Homily for Maundy Thursday: (The Rev. Columba Salamony)
In the Name of the Holy and Undivided Trinity, One God. Amen.
As a child, I spent a lot of time at my grandparents’ house. They lived in one of those classic
Baltimore rowhomes—a narrow house between two others, with its rooms set up one behind the other in a row; a front porch that got washed by the afternoon sun; with two small patches of grass: one in front, one in back.
My grandfather and I had a ritual just before my parents came to pick me up. After dinner,
we’d go into the bathroom, and he would run the water in the clawfoot tub. I’d sit on the edge of the tub, and he would take a washcloth, suds up a bar of Irish Spring soap, and rub away the day-long accumulation of dirt from my feet. Now, I didn’t just have average-dirty feet as a kid. They were downright filthy—black as soil, some days—because I really hated wearing shoes. (Confession: I still do!)

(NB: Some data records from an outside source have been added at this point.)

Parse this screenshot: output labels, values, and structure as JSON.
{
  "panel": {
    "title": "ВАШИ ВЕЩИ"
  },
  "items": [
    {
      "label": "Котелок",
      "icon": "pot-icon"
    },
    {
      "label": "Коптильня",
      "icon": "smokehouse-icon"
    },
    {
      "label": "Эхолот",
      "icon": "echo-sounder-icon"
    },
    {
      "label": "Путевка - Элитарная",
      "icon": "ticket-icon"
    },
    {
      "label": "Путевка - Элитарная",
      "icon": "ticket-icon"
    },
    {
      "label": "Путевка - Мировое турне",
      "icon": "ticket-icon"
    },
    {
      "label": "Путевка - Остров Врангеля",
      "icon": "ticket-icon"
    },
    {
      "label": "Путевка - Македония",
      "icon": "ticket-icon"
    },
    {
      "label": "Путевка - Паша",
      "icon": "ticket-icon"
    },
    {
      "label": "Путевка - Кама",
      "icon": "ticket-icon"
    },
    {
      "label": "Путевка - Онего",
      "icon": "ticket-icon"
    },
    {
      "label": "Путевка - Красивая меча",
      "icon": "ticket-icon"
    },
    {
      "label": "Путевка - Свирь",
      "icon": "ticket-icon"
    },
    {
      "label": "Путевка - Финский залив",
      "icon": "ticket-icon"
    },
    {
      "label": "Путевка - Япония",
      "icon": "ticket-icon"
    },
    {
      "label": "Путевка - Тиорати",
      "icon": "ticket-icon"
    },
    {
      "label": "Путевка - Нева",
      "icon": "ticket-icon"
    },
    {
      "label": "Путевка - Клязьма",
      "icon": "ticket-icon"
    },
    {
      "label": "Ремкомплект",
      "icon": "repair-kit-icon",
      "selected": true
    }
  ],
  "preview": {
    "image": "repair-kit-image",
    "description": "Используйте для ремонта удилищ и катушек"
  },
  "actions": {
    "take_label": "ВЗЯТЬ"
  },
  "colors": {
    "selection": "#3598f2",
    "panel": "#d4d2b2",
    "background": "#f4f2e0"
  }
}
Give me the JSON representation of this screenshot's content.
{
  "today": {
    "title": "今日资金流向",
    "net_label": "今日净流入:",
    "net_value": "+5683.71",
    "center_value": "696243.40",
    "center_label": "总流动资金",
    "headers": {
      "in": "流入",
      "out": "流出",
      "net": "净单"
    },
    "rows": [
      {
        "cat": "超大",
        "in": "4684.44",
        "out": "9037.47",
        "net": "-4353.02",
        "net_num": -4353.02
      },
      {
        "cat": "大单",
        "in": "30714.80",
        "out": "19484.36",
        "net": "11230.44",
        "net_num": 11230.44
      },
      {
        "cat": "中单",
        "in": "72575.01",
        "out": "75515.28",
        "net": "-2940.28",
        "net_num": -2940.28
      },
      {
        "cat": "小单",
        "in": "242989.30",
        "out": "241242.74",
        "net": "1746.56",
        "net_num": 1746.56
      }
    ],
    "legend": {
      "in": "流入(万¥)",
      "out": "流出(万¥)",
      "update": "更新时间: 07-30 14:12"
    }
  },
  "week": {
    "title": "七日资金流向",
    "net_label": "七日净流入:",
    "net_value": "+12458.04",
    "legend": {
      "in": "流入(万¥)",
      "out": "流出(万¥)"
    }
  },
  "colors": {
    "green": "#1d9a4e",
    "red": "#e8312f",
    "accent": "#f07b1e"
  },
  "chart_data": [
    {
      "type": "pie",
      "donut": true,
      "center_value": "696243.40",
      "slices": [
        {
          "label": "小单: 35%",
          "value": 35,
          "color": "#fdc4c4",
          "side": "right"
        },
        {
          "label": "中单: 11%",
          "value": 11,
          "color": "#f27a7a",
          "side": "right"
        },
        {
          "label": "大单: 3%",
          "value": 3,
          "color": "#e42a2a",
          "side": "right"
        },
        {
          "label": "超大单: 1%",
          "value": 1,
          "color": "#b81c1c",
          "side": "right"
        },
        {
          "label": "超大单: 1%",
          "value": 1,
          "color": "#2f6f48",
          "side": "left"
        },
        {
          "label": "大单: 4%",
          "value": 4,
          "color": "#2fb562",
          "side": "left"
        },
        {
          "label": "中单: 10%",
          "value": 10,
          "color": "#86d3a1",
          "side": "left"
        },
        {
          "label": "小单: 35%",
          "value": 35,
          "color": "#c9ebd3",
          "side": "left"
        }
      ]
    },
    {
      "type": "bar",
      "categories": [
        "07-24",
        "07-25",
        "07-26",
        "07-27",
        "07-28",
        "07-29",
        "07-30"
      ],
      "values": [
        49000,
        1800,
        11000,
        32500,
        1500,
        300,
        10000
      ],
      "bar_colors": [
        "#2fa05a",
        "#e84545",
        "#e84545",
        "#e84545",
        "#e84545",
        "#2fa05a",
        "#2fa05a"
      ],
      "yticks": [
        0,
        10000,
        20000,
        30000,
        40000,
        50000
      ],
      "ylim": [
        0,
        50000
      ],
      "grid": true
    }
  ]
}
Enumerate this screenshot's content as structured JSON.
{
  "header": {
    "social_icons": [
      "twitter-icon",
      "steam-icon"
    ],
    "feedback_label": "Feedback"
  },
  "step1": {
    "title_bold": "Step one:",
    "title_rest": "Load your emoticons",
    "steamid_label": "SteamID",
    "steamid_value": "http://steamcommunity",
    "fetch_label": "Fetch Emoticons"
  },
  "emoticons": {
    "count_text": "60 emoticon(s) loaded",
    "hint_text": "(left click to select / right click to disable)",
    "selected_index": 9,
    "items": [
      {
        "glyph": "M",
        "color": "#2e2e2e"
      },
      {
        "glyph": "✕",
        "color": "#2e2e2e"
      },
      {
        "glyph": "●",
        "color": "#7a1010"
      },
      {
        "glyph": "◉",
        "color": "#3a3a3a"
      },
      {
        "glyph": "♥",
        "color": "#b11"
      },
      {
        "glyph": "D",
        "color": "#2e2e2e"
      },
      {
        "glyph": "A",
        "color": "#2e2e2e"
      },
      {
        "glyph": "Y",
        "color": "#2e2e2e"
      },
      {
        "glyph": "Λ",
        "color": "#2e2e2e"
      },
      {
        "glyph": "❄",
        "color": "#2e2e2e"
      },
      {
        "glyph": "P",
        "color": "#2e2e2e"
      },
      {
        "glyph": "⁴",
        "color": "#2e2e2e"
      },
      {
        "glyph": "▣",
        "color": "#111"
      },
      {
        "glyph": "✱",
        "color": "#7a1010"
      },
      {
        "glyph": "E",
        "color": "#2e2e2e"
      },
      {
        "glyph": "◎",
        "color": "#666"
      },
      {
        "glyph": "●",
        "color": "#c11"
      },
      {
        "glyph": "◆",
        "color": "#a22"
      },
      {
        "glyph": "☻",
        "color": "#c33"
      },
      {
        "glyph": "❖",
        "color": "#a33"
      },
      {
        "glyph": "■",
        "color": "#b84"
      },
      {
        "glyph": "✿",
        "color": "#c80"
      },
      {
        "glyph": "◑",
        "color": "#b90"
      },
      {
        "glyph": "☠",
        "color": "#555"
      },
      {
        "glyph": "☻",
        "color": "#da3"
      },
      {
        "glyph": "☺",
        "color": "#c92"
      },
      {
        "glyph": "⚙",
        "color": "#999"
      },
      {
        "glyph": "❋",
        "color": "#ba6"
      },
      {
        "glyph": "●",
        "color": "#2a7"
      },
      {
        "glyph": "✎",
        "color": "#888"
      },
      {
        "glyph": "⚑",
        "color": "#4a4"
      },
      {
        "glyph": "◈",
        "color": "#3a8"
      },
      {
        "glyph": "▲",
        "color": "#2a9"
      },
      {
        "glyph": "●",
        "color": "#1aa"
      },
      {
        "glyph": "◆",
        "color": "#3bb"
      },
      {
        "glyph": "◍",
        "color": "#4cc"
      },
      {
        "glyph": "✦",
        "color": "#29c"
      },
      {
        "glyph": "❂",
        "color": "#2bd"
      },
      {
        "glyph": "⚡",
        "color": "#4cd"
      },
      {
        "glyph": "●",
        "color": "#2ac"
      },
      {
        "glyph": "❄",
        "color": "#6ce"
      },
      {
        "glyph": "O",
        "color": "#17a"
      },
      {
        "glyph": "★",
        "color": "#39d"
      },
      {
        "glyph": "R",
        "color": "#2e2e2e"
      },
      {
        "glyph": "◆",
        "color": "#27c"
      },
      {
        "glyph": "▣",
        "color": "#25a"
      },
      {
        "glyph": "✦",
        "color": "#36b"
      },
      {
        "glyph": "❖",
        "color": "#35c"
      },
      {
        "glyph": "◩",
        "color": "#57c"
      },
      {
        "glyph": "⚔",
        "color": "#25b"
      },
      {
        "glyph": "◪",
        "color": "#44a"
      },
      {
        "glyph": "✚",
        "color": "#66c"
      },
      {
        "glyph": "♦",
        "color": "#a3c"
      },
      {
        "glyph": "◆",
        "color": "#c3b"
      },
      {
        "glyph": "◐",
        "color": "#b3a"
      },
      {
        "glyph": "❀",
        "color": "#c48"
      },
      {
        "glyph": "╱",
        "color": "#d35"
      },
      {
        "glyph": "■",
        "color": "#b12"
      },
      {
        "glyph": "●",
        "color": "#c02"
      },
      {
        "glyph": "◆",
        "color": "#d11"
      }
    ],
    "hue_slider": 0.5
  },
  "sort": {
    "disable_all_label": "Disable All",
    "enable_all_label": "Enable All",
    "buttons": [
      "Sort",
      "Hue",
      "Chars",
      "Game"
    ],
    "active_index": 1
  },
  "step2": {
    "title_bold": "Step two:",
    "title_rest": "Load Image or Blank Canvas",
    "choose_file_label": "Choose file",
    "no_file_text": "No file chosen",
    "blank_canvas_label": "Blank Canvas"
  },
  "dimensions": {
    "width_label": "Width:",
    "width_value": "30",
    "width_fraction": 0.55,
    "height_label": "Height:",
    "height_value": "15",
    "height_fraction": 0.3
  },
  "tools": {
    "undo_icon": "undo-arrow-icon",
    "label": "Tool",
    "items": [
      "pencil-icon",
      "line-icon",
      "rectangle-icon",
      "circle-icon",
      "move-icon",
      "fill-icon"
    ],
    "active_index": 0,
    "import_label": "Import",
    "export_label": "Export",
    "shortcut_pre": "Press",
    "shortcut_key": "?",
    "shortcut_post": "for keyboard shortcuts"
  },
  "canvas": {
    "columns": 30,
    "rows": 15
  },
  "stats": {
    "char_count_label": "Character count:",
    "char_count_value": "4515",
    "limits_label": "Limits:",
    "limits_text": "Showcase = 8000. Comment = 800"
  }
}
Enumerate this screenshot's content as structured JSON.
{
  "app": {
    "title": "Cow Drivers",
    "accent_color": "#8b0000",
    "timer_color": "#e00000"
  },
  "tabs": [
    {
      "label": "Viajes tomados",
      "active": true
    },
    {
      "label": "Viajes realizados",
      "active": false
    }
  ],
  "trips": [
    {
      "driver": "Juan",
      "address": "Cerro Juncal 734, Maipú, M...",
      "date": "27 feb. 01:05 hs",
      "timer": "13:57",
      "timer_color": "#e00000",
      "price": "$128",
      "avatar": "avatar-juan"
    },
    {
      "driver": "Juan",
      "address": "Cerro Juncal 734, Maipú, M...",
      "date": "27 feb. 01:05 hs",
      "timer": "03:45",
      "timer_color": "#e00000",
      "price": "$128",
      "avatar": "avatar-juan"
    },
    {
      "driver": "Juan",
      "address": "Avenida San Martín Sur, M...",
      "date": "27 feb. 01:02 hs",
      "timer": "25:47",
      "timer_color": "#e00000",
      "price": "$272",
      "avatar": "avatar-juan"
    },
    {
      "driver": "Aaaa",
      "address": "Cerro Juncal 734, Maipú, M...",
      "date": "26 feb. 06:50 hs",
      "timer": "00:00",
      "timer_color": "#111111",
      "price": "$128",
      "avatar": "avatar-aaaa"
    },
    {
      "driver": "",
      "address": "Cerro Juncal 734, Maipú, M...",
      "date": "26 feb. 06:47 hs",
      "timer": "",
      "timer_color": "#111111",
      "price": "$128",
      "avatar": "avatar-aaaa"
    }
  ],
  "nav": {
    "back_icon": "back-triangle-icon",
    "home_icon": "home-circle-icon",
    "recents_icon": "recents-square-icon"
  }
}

But my grandfather never seemed to care. He would lovingly and carefully wash my feet,
scrubbing between my little toes, making sure the dirt was thoroughly washed away before
drying them, sliding my socks on, and then probably fighting with me for a solid four-and-a-half minutes about having to put on my shoes. But what I remember most is how he did it with such love. My grandfather was completely committed to scrubbing my toes clean—or else my mother might have a fit about my dirty, shoeless feet. Either way, my shoes and socks came off the second I got in the car, ignoring my mother’s much-repeated pleas to keep them on.
When I read this passage, I personally connect with Peter’s words: “You will never wash my
feet.” If I were sitting around that table, I, too, would probably look at Jesus and say,
“Ummm… I don’t think so. I’m good, thanks.” I can’t be alone in thinking that feet are pretty
gross, right? And, sure, we think they’re gross now but I can’t help but imagine how just utterly shocking Jesus and his disciples’ feet must have been. They wore sandals and walked on dusty, dirt roads, or in sun-scorched sand. They sloshed through mud at the riverbank,
accumulating more and more dirt as the day went on. And I’m sure that most of the time, their feet didn’t get nearly enough attention because they were too busy roaming around Galilee.
I sense that Peter and the other disciples reacted so strongly to Jesus’ kneeling down before
them with his towel wrapped around him because they didn’t expect Jesus to do what the
servants normally do. They were accustomed to entering someone’s home and having the
servants undo their sandals and give their toes a scrub, so it made them so uncomfortable
that Jesus might take on this role. Yet again, Jesus is breaking social conventions! I suspect
the disciples felt strange looking down at Jesus. And Jesus replies to their confusion by
saying, “See, this is the example I’m setting for you: that you should wash one another’s feet.”
I expect the disciples had the same response we might tonight: No, the rabbi can’t wash my
feet! They’re gnarly, they’re crusty! That’s a job for servants! Jesus is inviting his followers into a new way of being in the world. Washing the feet of his followers, like so many of his other actions, interrupts the status quo and reverses the roles of society. He couples this shift with an instruction to his disciples, hoping to make his point stick. He says, “Let me give you a new command: Love one another, in the same way I loved you. This is how everyone will recognize that you are my disciples—when they see the love you have for each other.”
Jesus makes the instruction so simple. Love one another. We don’t always have to know why
someone is doing something, just as the disciples didn’t understand Jesus’s motive, but we
are called to love that person anyway. We may not have to actually wash another’s feet, but
we do have to follow the instruction to care for that person fully—to do the most humble thing and care for another’s body, or to care about someone’s suffering, or participate in
someone’s joy. Showing Christ’s love to another can be such a simple thing, such a small
gesture, but to the person on the receiving end, it could mean the world.